Lieber said the resurfacing cost Magna about $10 million. 

Bay Trail flap 

Local environmental activists had challenged the resurfacing because they believed the project hadn’t received the requisite review mandated by the California Environmental Quality Act. 

Norman La Force, the attorney who chairs the Sierra Club’s East Bay Public Lands Committee, said the track had known about the project for eleven months before applying for a permit in April, yet had not conducted a thorough review of its potential impacts on the community and the sensitive bayside environment. 

Robert Cheasty, a former Albany mayor and chair of Citizens for Eastshore State Park, negotiated with track officials. 

In the end, he said, in exchange for the environmentalists withdrawing their objections, track officials agreed to give the Eastshore State Park a 10-year period of access so they could complete installation of the Bay Trail through the track’s property and open it to public access. 

“But once they got what they wanted, they blew off their promise to give the community the Bay Trail,” Lieber said. “Now they only want to give a one-year lease.” 

The change in mood at the track came about the same time Stronach began discussing possible new developments there. 

“We are very disappointed by the lack of progress on the Bay Trail,” said Cheasty. “To paraphrase the chain gang boss in Cool Hand Luke, we’re hoping it’s only a ‘failure to communicate.’ But if Golden Gate Fields doesn’t go through with the completion of the Bay Trail, then it will have broken words, its bond of trust with the community.” 
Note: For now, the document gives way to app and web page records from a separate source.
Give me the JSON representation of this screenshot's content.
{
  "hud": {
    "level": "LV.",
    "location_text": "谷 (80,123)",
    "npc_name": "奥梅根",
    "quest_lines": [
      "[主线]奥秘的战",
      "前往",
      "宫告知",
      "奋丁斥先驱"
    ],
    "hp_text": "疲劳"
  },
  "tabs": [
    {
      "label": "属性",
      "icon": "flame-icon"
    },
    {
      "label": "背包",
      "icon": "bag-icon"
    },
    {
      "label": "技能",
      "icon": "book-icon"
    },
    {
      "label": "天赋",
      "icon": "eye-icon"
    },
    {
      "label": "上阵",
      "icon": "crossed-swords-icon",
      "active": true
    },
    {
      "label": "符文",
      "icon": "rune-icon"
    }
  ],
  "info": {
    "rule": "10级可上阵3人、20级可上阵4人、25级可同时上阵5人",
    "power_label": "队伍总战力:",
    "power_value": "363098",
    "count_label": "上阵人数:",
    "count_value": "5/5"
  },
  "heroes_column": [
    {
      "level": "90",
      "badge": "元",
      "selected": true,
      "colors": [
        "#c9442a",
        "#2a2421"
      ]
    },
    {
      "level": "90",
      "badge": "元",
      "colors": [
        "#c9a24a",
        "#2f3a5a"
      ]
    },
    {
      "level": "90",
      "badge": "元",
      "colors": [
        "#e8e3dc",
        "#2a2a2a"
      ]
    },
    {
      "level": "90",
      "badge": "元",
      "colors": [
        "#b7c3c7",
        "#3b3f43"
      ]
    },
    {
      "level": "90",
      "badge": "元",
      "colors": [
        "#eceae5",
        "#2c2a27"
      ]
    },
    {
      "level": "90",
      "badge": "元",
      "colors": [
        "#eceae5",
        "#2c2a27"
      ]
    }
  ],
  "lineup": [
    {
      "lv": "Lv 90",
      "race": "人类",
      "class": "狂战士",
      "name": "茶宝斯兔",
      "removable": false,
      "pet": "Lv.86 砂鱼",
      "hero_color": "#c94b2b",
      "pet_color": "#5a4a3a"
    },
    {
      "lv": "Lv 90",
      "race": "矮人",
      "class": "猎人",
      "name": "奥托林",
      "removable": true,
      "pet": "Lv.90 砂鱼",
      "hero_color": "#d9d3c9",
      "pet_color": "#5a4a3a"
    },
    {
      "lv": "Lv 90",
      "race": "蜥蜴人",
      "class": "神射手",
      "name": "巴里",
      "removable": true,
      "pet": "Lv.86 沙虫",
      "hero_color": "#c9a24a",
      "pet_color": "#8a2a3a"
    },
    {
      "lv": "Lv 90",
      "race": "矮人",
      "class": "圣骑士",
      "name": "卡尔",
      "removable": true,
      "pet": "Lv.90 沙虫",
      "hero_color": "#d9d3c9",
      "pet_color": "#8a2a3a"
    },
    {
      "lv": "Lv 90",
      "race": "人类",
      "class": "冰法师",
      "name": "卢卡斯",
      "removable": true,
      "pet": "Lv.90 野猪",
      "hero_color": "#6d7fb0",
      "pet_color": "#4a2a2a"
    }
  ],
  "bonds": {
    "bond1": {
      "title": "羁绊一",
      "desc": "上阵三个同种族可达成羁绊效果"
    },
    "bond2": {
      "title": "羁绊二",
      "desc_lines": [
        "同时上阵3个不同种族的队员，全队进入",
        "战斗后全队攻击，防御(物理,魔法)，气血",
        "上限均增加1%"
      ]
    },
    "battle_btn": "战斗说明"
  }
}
La Force of the Sierra Club said that henceforth community groups wouldn’t trust what track officials said “without a signed contract, and with enforcement penalities.”